◆ Exercise ◆
Please set down all of the data below verbatim.

─── Source information ───

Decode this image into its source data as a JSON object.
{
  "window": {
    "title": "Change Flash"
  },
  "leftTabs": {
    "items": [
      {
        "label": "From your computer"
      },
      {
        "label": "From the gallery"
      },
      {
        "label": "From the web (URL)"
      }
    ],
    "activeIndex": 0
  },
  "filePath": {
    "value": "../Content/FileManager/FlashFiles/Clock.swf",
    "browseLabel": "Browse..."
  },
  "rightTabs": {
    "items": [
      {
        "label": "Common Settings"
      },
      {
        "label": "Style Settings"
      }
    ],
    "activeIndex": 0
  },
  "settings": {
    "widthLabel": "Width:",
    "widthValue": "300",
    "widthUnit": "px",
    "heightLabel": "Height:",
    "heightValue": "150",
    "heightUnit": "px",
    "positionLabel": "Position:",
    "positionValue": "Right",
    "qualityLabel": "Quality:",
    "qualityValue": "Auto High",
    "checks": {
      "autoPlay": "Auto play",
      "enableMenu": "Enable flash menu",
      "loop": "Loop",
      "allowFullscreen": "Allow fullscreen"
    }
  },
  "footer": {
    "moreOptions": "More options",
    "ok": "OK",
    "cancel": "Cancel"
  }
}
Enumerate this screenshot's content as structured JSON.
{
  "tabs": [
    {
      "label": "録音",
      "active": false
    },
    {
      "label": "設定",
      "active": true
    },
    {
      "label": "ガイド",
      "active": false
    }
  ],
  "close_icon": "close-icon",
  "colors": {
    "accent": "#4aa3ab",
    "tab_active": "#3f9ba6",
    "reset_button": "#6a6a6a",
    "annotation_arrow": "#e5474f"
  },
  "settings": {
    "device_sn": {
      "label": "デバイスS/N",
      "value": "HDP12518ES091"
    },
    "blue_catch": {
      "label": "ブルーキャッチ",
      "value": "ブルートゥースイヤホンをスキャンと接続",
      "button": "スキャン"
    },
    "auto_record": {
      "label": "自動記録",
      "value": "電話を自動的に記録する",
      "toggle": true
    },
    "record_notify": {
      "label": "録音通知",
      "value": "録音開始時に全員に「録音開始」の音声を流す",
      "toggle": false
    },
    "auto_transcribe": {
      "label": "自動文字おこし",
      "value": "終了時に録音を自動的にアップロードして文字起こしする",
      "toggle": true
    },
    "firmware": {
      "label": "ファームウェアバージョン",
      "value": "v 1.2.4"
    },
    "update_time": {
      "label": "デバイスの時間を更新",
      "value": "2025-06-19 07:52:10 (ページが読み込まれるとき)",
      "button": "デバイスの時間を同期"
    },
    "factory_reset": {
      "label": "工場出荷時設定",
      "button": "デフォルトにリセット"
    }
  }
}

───

◆ Response box ◆
Decode this image into its source data as a JSON object.
{
  "window": {
    "title": "Change Flash"
  },
  "leftTabs": {
    "items": [
      {
        "label": "From your computer"
      },
      {
        "label": "From the gallery"
      },
      {
        "label": "From the web (URL)"
      }
    ],
    "activeIndex": 0
  },
  "filePath": {
    "value": "../Content/FileManager/FlashFiles/Clock.swf",
    "browseLabel": "Browse..."
  },
  "rightTabs": {
    "items": [
      {
        "label": "Common Settings"
      },
      {
        "label": "Style Settings"
      }
    ],
    "activeIndex": 0
  },
  "settings": {
    "widthLabel": "Width:",
    "widthValue": "300",
    "widthUnit": "px",
    "heightLabel": "Height:",
    "heightValue": "150",
    "heightUnit": "px",
    "positionLabel": "Position:",
    "positionValue": "Right",
    "qualityLabel": "Quality:",
    "qualityValue": "Auto High",
    "checks": {
      "autoPlay": "Auto play",
      "enableMenu": "Enable flash menu",
      "loop": "Loop",
      "allowFullscreen": "Allow fullscreen"
    }
  },
  "footer": {
    "moreOptions": "More options",
    "ok": "OK",
    "cancel": "Cancel"
  }
}
Enumerate this screenshot's content as structured JSON.
{
  "tabs": [
    {
      "label": "録音",
      "active": false
    },
    {
      "label": "設定",
      "active": true
    },
    {
      "label": "ガイド",
      "active": false
    }
  ],
  "close_icon": "close-icon",
  "colors": {
    "accent": "#4aa3ab",
    "tab_active": "#3f9ba6",
    "reset_button": "#6a6a6a",
    "annotation_arrow": "#e5474f"
  },
  "settings": {
    "device_sn": {
      "label": "デバイスS/N",
      "value": "HDP12518ES091"
    },
    "blue_catch": {
      "label": "ブルーキャッチ",
      "value": "ブルートゥースイヤホンをスキャンと接続",
      "button": "スキャン"
    },
    "auto_record": {
      "label": "自動記録",
      "value": "電話を自動的に記録する",
      "toggle": true
    },
    "record_notify": {
      "label": "録音通知",
      "value": "録音開始時に全員に「録音開始」の音声を流す",
      "toggle": false
    },
    "auto_transcribe": {
      "label": "自動文字おこし",
      "value": "終了時に録音を自動的にアップロードして文字起こしする",
      "toggle": true
    },
    "firmware": {
      "label": "ファームウェアバージョン",
      "value": "v 1.2.4"
    },
    "update_time": {
      "label": "デバイスの時間を更新",
      "value": "2025-06-19 07:52:10 (ページが読み込まれるとき)",
      "button": "デバイスの時間を同期"
    },
    "factory_reset": {
      "label": "工場出荷時設定",
      "button": "デフォルトにリセット"
    }
  }
}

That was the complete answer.